Wilde spoke to Regis and Dominican Academy senior students about her service work in the Kibera Slums of Nairobi, and described learning about organizations that support Kenyan women through microfinance. Her lecture focused on the documentary “Half the Sky: Turning Oppression into Opportunity for Women Worldwide.” The documentary was filmed in 10 countries and tells the stories of inspiring, courageous individuals who confront global oppression through health care, education, and economic empowerment for women and girls. The linked problems of sex trafficking, forced prostitution, gender-based violence, and maternal mortality are all addressed in the film.
“The Catholic Social Teaching seminars attempt to expose students to the intellectual basis for the Church’s work promoting justice and peace in the world, with the hope that they may better understand their own Tuesday morning service in light of this,” said Rev. Anthony Andreassi C.O., Director of Senior Christian Service and faculty member at Regis. The Tuesday morning service Andreassi refers to is, in many ways, the capstone to four years of Christian Service work for Regis students. While students are involved in Christian service as early as their freshman year, it is in their senior year that they participate in a much more intense service experience. Seniors are required to perform two and half hours of service work each week in a field of their own choosing. This work ranges from tutoring developmentally-delayed children to serving as Eucharistic ministers at hospitals.
“The senior seminars are great because they delve into real-world applications of the Catholic social teachings we talk about as students,” said Alex Greene ’13. “They expose us to service work as a reality, not just something described in a textbook.”

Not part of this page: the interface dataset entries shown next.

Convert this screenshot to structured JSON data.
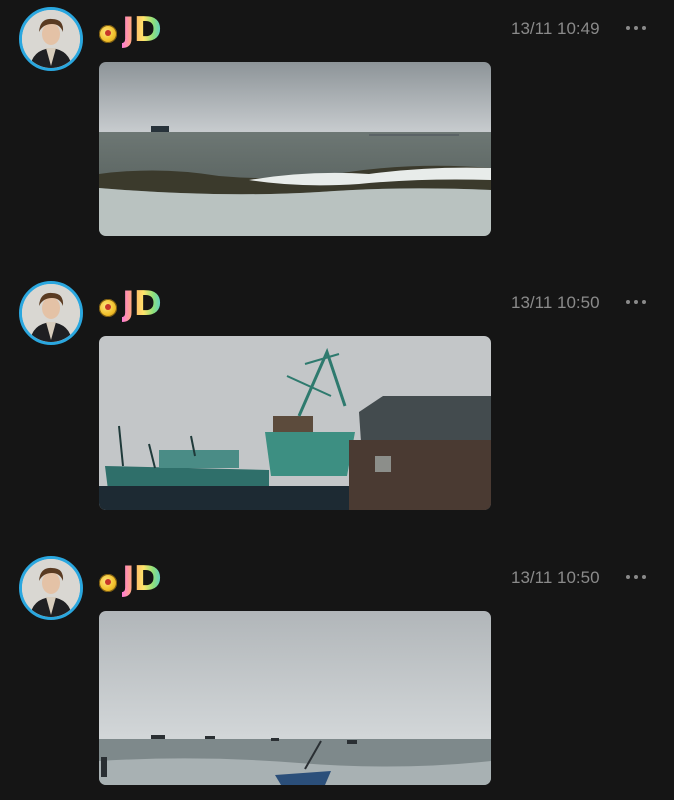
{
  "posts": [
    {
      "username": "JD",
      "timestamp": "13/11 10:49",
      "photo": "sea-waves-photo",
      "avatar_icon": "profile-avatar",
      "badge_icon": "gold-badge-icon",
      "more_icon": "more-options-icon"
    },
    {
      "username": "JD",
      "timestamp": "13/11 10:50",
      "photo": "fishing-boats-photo",
      "avatar_icon": "profile-avatar",
      "badge_icon": "gold-badge-icon",
      "more_icon": "more-options-icon"
    },
    {
      "username": "JD",
      "timestamp": "13/11 10:50",
      "photo": "boats-at-sea-photo",
      "avatar_icon": "profile-avatar",
      "badge_icon": "gold-badge-icon",
      "more_icon": "more-options-icon"
    }
  ],
  "colors": {
    "background": "#151515",
    "avatar_ring": "#2aa7df",
    "timestamp_text": "#8a8a8a"
  }
}
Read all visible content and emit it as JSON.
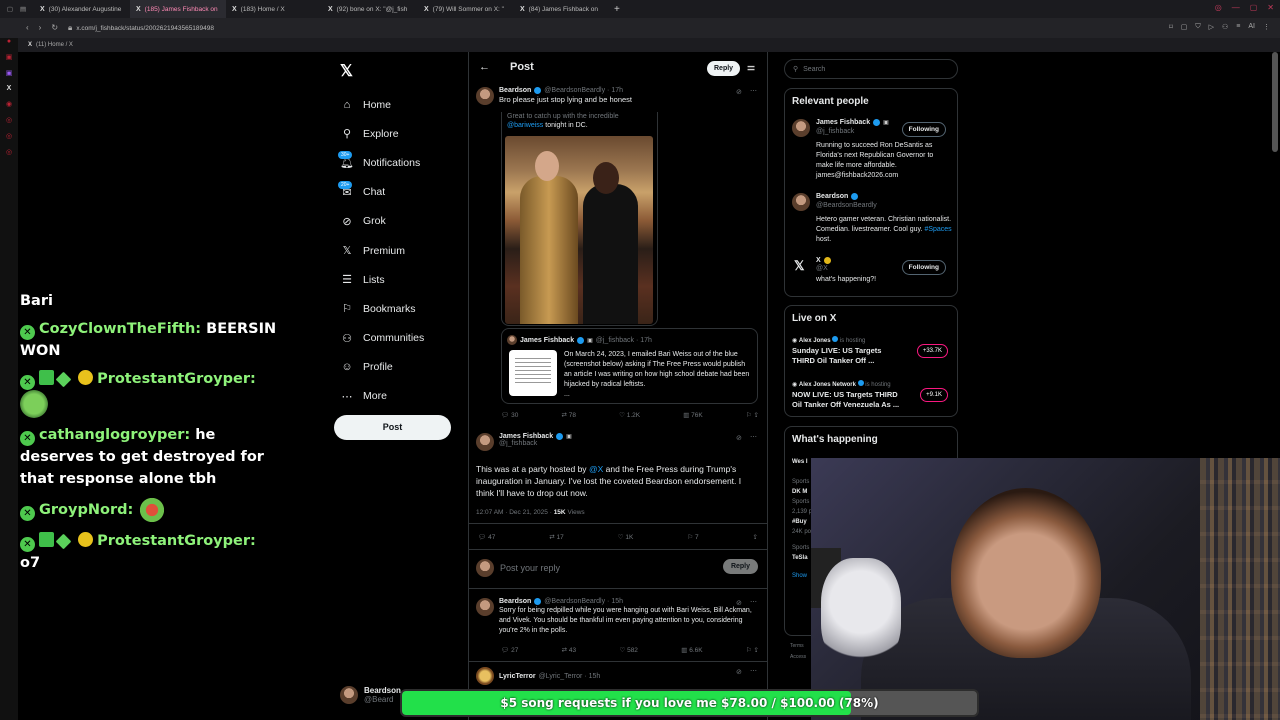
{
  "browser": {
    "tabs": [
      {
        "title": "(30) Alexander Augustine",
        "active": false
      },
      {
        "title": "(185) James Fishback on",
        "active": true
      },
      {
        "title": "(183) Home / X",
        "active": false
      },
      {
        "title": "(92) bone on X: \"@j_fish",
        "active": false
      },
      {
        "title": "(79) Will Sommer on X: \"",
        "active": false
      },
      {
        "title": "(84) James Fishback on",
        "active": false
      }
    ],
    "new_tab": "+",
    "url": "x.com/j_fishback/status/2002621943565189498",
    "bookmark": "(11) Home / X",
    "ai_label": "AI"
  },
  "chat": [
    {
      "name": "",
      "text": "Bari"
    },
    {
      "name": "CozyClownTheFifth:",
      "text": "BEERSIN WON"
    },
    {
      "name": "ProtestantGroyper:",
      "text": ""
    },
    {
      "name": "cathanglogroyper:",
      "text": "he deserves to get destroyed for that response alone tbh"
    },
    {
      "name": "GroypNord:",
      "text": ""
    },
    {
      "name": "ProtestantGroyper:",
      "text": "o7"
    }
  ],
  "nav": {
    "items": [
      {
        "label": "Home",
        "icon": "home-icon"
      },
      {
        "label": "Explore",
        "icon": "search-icon"
      },
      {
        "label": "Notifications",
        "icon": "bell-icon",
        "badge": "30+"
      },
      {
        "label": "Chat",
        "icon": "mail-icon",
        "badge": "20+"
      },
      {
        "label": "Grok",
        "icon": "grok-icon"
      },
      {
        "label": "Premium",
        "icon": "x-icon"
      },
      {
        "label": "Lists",
        "icon": "list-icon"
      },
      {
        "label": "Bookmarks",
        "icon": "bookmark-icon"
      },
      {
        "label": "Communities",
        "icon": "people-icon"
      },
      {
        "label": "Profile",
        "icon": "person-icon"
      },
      {
        "label": "More",
        "icon": "more-icon"
      }
    ],
    "post_label": "Post",
    "account_name": "Beardson",
    "account_handle": "@Beard"
  },
  "main": {
    "header_title": "Post",
    "reply_label": "Reply",
    "tweet1": {
      "name": "Beardson",
      "handle": "@BeardsonBeardly · 17h",
      "text": "Bro please just stop lying and be honest",
      "quote_text_pre": "Great to catch up with the incredible",
      "quote_mention": "@bariweiss",
      "quote_text_post": "tonight in DC.",
      "quote2_name": "James Fishback",
      "quote2_handle": "@j_fishback · 17h",
      "quote2_text": "On March 24, 2023, I emailed Bari Weiss out of the blue (screenshot below) asking if The Free Press would publish an article I was writing on how high school debate had been hijacked by radical leftists.",
      "quote2_more": "...",
      "replies": "30",
      "reposts": "78",
      "likes": "1.2K",
      "views": "76K"
    },
    "tweet2": {
      "name": "James Fishback",
      "handle": "@j_fishback",
      "text_pre": "This was at a party hosted by",
      "mention": "@X",
      "text_post": "and the Free Press during Trump's inauguration in January. I've lost the coveted Beardson endorsement. I think I'll have to drop out now.",
      "time": "12:07 AM · Dec 21, 2025 · ",
      "views_count": "15K",
      "views_label": "Views",
      "replies": "47",
      "reposts": "17",
      "likes": "1K",
      "bookmarks": "7"
    },
    "reply_placeholder": "Post your reply",
    "reply_button": "Reply",
    "tweet3": {
      "name": "Beardson",
      "handle": "@BeardsonBeardly · 15h",
      "text": "Sorry for being redpilled while you were hanging out with Bari Weiss, Bill Ackman, and Vivek. You should be thankful im even paying attention to you, considering you're 2% in the polls.",
      "replies": "27",
      "reposts": "43",
      "likes": "582",
      "views": "6.6K"
    },
    "tweet4": {
      "name": "LyricTerror",
      "handle": "@Lyric_Terror · 15h"
    }
  },
  "right": {
    "search_placeholder": "Search",
    "relevant_title": "Relevant people",
    "people": [
      {
        "name": "James Fishback",
        "handle": "@j_fishback",
        "button": "Following",
        "bio": "Running to succeed Ron DeSantis as Florida's next Republican Governor to make life more affordable. james@fishback2026.com"
      },
      {
        "name": "Beardson",
        "handle": "@BeardsonBeardly",
        "button": "",
        "bio_pre": "Hetero gamer veteran. Christian nationalist. Comedian. livestreamer. Cool guy.",
        "bio_tag": "#Spaces",
        "bio_post": "host."
      },
      {
        "name": "X",
        "handle": "@X",
        "button": "Following",
        "bio": "what's happening?!"
      }
    ],
    "live_title": "Live on X",
    "live": [
      {
        "host": "Alex Jones",
        "status": "is hosting",
        "title": "Sunday LIVE: US Targets THIRD Oil Tanker Off ...",
        "count": "+33.7K"
      },
      {
        "host": "Alex Jones Network",
        "status": "is hosting",
        "title": "NOW LIVE: US Targets THIRD Oil Tanker Off Venezuela As ...",
        "count": "+9.1K"
      }
    ],
    "happening_title": "What's happening",
    "happening_partial": [
      "Wes I",
      "Sports",
      "DK M",
      "Sports",
      "2,139 p",
      "#Buy",
      "24K po",
      "Sports",
      "TeSla",
      "Show"
    ],
    "footer_partial": [
      "Terms",
      "Access"
    ]
  },
  "donation": {
    "label": "$5 song requests if you love me $78.00 / $100.00 (78%)",
    "progress": 0.78,
    "color": "#22e04a"
  }
}
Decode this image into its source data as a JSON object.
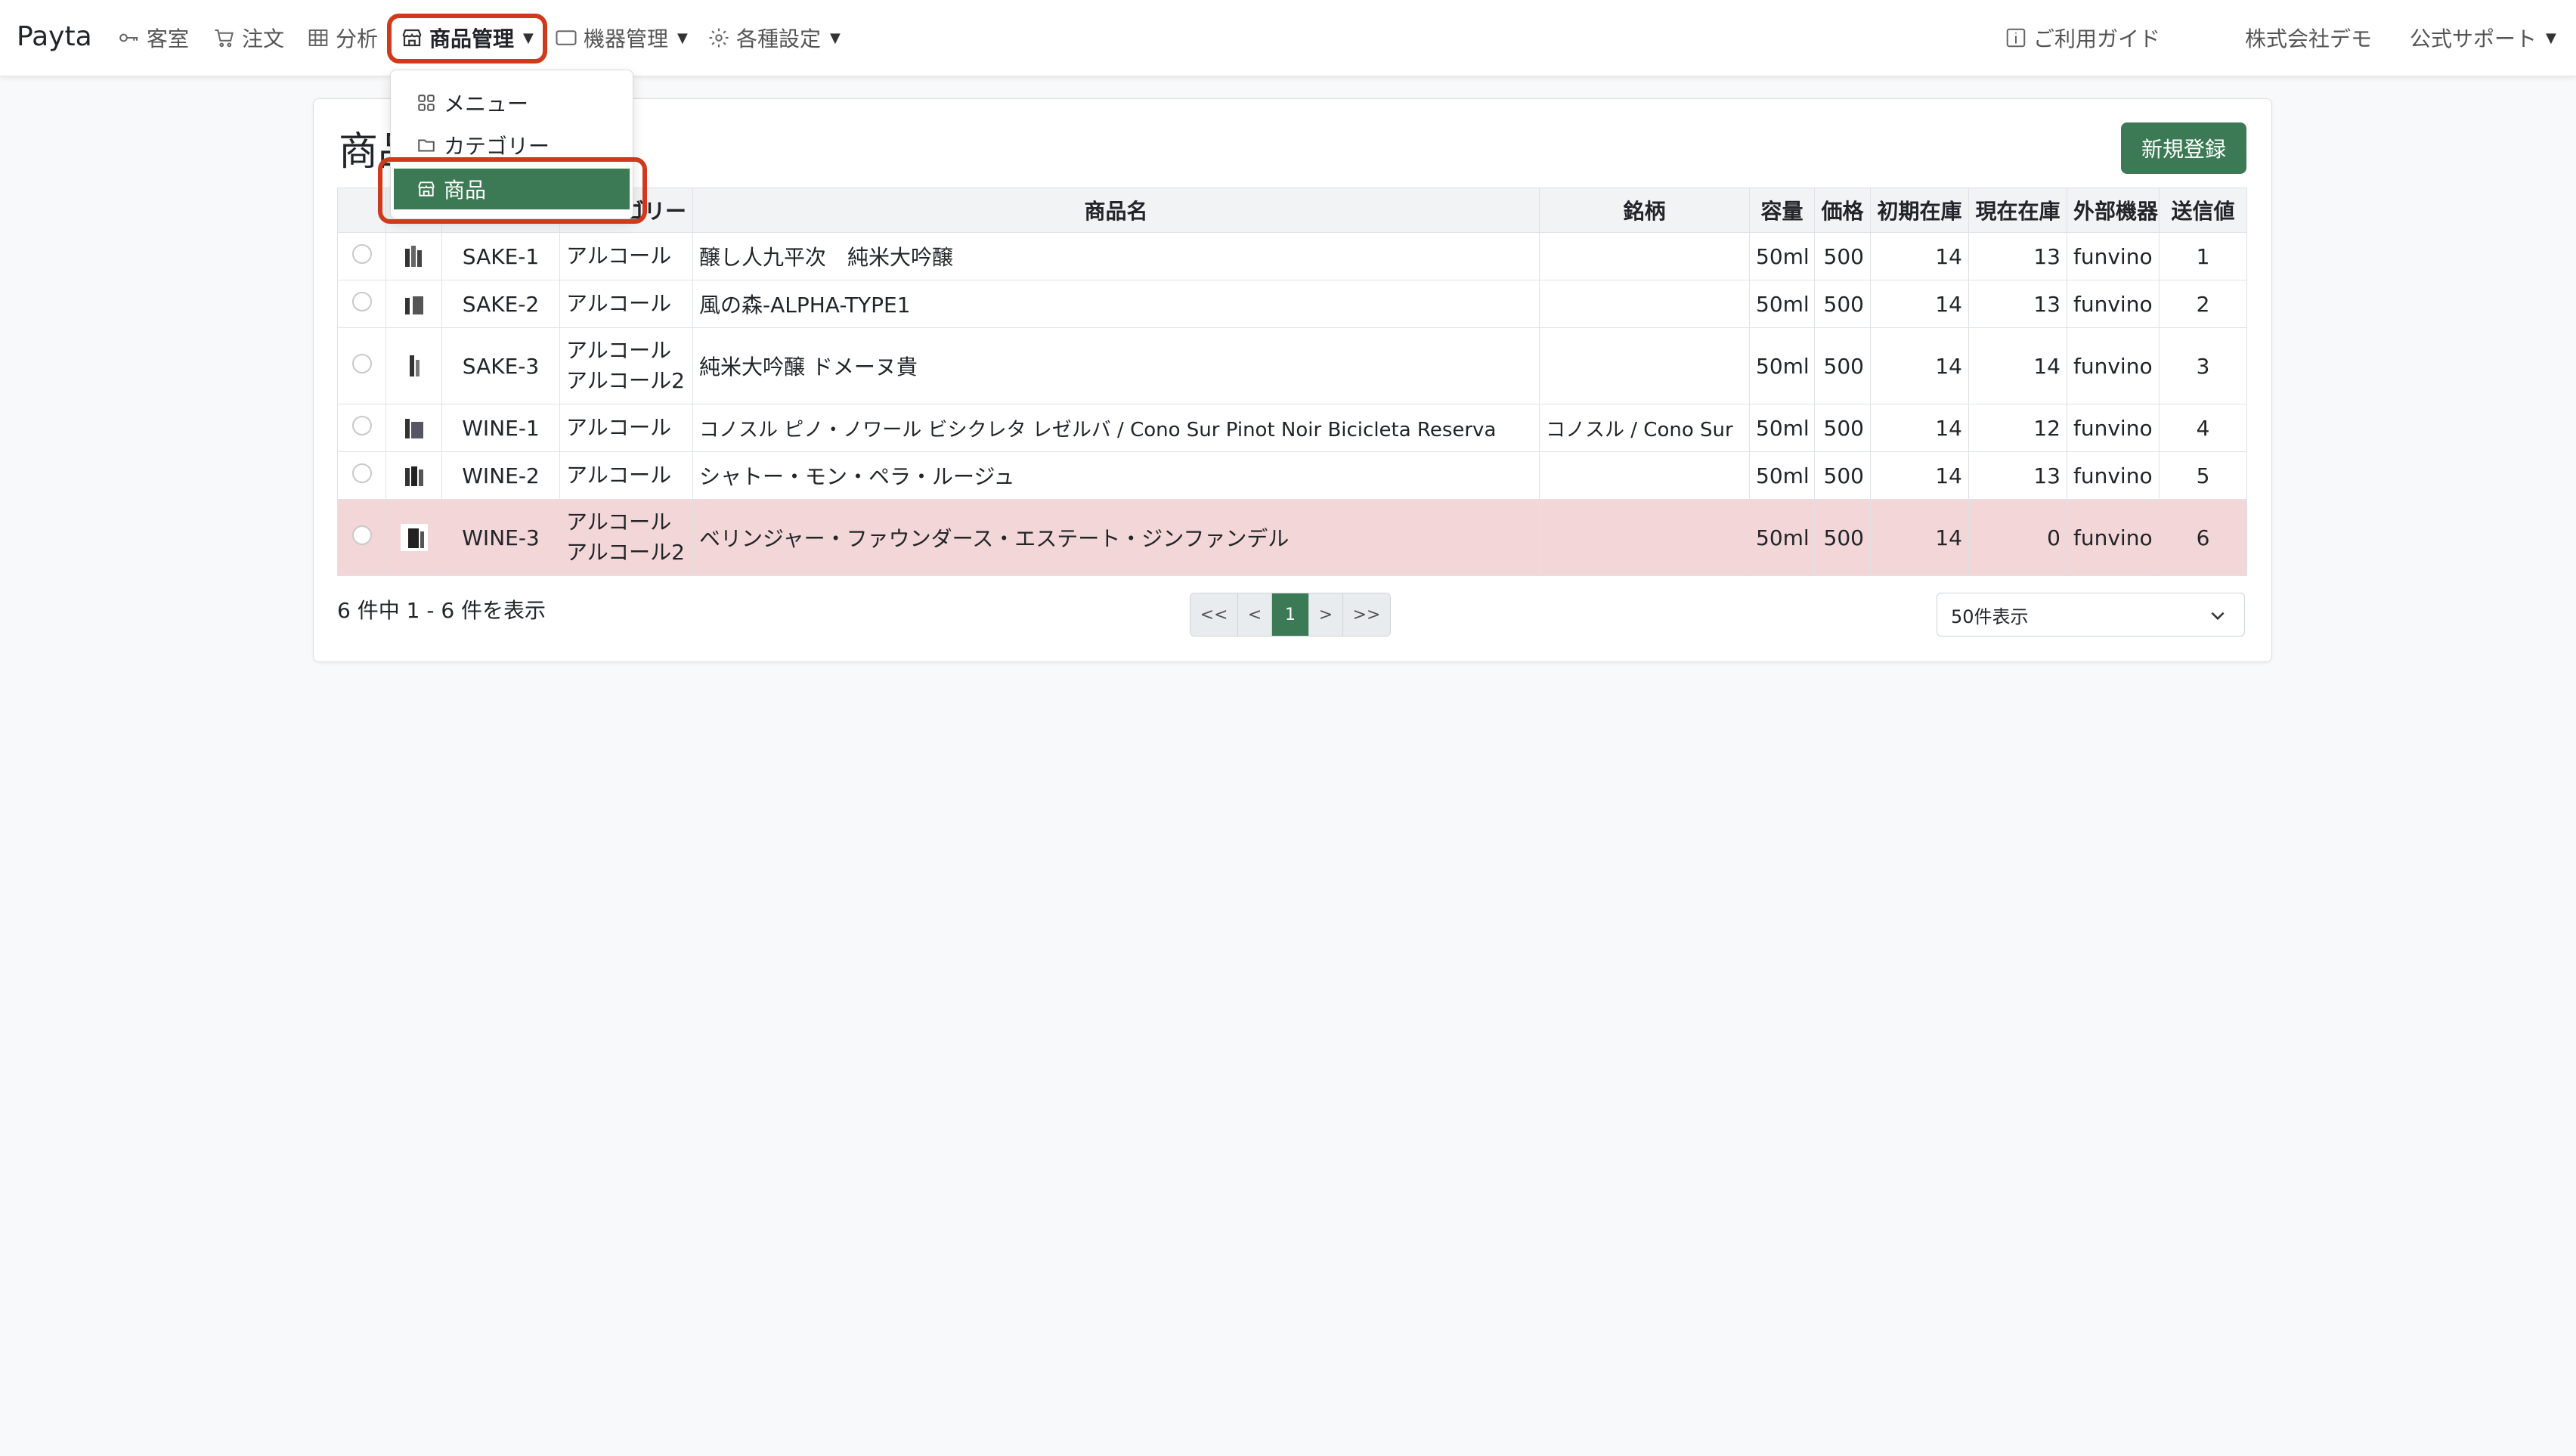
{
  "brand": "Payta",
  "nav": {
    "guest_room": "客室",
    "orders": "注文",
    "analytics": "分析",
    "product_mgmt": "商品管理",
    "device_mgmt": "機器管理",
    "settings": "各種設定",
    "guide": "ご利用ガイド",
    "company": "株式会社デモ",
    "support": "公式サポート"
  },
  "dropdown": {
    "items": [
      {
        "label": "メニュー",
        "icon": "grid-icon"
      },
      {
        "label": "カテゴリー",
        "icon": "folder-icon"
      },
      {
        "label": "商品",
        "icon": "shop-icon",
        "active": true
      }
    ]
  },
  "page": {
    "title": "商品",
    "new_button": "新規登録"
  },
  "table": {
    "headers": {
      "category": "ゴリー",
      "name": "商品名",
      "brand": "銘柄",
      "volume": "容量",
      "price": "価格",
      "initial_stock": "初期在庫",
      "current_stock": "現在在庫",
      "external_device": "外部機器",
      "send_value": "送信値"
    },
    "rows": [
      {
        "code": "SAKE-1",
        "cat1": "アルコール",
        "cat2": "",
        "name": "醸し人九平次　純米大吟醸",
        "brand": "",
        "volume": "50ml",
        "price": "500",
        "initial": "14",
        "current": "13",
        "device": "funvino",
        "send": "1"
      },
      {
        "code": "SAKE-2",
        "cat1": "アルコール",
        "cat2": "",
        "name": "風の森-ALPHA-TYPE1",
        "brand": "",
        "volume": "50ml",
        "price": "500",
        "initial": "14",
        "current": "13",
        "device": "funvino",
        "send": "2"
      },
      {
        "code": "SAKE-3",
        "cat1": "アルコール",
        "cat2": "アルコール2",
        "name": "純米大吟醸 ドメーヌ貴",
        "brand": "",
        "volume": "50ml",
        "price": "500",
        "initial": "14",
        "current": "14",
        "device": "funvino",
        "send": "3"
      },
      {
        "code": "WINE-1",
        "cat1": "アルコール",
        "cat2": "",
        "name": "コノスル ピノ・ノワール ビシクレタ レゼルバ / Cono Sur Pinot Noir Bicicleta Reserva",
        "brand": "コノスル / Cono Sur",
        "volume": "50ml",
        "price": "500",
        "initial": "14",
        "current": "12",
        "device": "funvino",
        "send": "4"
      },
      {
        "code": "WINE-2",
        "cat1": "アルコール",
        "cat2": "",
        "name": "シャトー・モン・ペラ・ルージュ",
        "brand": "",
        "volume": "50ml",
        "price": "500",
        "initial": "14",
        "current": "13",
        "device": "funvino",
        "send": "5"
      },
      {
        "code": "WINE-3",
        "cat1": "アルコール",
        "cat2": "アルコール2",
        "name": "ベリンジャー・ファウンダース・エステート・ジンファンデル",
        "brand": "",
        "volume": "50ml",
        "price": "500",
        "initial": "14",
        "current": "0",
        "device": "funvino",
        "send": "6"
      }
    ]
  },
  "footer": {
    "summary": "6 件中 1 - 6 件を表示",
    "pager": {
      "first": "<<",
      "prev": "<",
      "current": "1",
      "next": ">",
      "last": ">>"
    },
    "per_page": "50件表示"
  },
  "colors": {
    "accent": "#3c7a55",
    "highlight": "#d0391c",
    "danger_row": "#f3d6d8"
  }
}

Greene is currently serving his Christian Service hours as a teacher’s aide at MS 447 in Brooklyn, NY. He works directly with autistic children who have been integrated into a regular education classroom. “I was a student at MS 447, and I remember how special needs students would struggle. Teachers were very influential in helping them keep pace with work and fit in with the class. I knew for my service work I wanted to be a part of that effort.”
Typically the seminars are composed of a presentation followed by small group discussions facilitated by a student from both Regis and Dominican Academy. According to Greene, “having the seminar series in conjunction with Dominican Academy is helpful because you learn to discuss serious topics with peers you are meeting for the first time. It’s important to be able to interact with people outside your circle of friends. We will face a lot of that when we leave Regis and enter college.”
Wilde’s seminar was one of nine scheduled during the third trimester. This is the second year the service program has been coordinated in conjunction with Dominican Academy.
Pictured: Senior Chris Classi and two Dominican Academy students pose for a photo with actress Olivia Wilde in the Regis auditorium